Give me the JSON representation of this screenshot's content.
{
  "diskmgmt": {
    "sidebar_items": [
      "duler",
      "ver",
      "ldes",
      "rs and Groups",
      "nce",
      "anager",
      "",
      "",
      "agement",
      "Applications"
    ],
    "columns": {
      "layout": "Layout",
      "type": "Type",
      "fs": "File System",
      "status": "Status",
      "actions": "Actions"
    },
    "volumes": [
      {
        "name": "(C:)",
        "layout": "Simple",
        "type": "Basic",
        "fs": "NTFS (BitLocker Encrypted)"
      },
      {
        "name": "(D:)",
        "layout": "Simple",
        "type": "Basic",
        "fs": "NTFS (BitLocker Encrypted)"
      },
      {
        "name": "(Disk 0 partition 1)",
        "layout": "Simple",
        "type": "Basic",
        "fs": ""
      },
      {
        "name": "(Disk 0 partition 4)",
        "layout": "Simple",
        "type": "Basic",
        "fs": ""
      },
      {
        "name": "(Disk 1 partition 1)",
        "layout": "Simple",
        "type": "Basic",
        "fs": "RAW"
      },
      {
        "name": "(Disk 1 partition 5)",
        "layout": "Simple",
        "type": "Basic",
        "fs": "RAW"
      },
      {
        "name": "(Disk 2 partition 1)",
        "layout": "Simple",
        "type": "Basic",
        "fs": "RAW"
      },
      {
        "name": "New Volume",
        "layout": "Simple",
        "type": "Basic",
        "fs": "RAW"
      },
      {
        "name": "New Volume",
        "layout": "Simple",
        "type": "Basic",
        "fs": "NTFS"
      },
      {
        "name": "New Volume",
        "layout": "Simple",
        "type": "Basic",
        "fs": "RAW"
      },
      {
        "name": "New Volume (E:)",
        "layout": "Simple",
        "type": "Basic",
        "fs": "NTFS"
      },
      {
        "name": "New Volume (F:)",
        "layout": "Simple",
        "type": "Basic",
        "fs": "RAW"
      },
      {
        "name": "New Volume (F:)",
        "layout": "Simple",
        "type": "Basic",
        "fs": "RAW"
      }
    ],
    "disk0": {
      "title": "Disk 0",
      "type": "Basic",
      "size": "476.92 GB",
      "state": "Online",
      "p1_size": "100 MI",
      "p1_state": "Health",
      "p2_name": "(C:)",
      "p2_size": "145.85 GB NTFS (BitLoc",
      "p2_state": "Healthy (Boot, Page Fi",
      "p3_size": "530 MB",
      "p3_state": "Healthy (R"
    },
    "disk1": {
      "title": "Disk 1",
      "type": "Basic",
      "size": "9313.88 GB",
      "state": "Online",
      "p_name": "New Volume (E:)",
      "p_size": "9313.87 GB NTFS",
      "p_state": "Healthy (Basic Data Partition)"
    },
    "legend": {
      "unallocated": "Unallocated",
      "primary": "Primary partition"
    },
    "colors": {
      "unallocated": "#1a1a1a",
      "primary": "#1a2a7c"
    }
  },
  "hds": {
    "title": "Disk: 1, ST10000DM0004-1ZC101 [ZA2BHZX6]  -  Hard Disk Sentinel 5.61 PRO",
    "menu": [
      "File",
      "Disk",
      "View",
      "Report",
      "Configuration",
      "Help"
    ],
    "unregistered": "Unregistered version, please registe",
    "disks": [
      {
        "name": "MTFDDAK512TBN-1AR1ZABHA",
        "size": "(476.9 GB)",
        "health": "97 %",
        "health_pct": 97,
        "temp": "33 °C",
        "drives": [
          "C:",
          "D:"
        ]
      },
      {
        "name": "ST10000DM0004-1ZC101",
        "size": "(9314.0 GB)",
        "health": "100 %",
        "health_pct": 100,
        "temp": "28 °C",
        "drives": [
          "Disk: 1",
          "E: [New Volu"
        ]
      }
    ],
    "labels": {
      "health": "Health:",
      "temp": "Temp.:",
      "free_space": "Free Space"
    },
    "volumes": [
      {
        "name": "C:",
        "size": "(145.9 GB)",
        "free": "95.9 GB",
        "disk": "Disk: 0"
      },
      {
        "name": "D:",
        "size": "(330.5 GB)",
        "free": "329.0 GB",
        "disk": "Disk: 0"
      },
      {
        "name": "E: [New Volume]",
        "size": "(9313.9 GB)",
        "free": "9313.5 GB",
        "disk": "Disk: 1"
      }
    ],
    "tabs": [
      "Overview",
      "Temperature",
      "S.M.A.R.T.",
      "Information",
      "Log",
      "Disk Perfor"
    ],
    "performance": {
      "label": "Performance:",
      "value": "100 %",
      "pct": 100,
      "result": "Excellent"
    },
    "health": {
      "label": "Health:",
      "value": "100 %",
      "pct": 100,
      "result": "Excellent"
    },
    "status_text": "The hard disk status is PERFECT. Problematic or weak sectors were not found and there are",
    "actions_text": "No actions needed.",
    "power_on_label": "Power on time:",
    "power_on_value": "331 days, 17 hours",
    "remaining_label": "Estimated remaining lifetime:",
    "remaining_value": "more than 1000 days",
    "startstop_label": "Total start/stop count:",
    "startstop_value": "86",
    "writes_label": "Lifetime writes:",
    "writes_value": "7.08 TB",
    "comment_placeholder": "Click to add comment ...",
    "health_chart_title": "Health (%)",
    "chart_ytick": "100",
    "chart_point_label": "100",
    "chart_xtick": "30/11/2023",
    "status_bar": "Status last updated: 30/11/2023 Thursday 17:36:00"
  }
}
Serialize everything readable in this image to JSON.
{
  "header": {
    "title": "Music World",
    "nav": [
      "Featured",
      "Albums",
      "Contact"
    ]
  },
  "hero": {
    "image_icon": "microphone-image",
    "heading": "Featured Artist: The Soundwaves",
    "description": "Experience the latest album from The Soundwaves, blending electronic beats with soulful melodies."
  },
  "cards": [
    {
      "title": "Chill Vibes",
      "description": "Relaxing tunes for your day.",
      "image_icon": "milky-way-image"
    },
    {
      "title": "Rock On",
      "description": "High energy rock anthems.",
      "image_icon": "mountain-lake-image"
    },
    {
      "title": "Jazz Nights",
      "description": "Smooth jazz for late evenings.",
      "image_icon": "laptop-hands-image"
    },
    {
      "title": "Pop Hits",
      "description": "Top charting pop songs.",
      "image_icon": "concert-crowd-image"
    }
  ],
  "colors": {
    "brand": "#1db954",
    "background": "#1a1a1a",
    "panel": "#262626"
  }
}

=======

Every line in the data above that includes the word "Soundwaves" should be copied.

▶ **Response area**
    "heading": "Featured Artist: The Soundwaves",
    "description": "Experience the latest album from The Soundwaves, blending electronic beats with soulful melodies."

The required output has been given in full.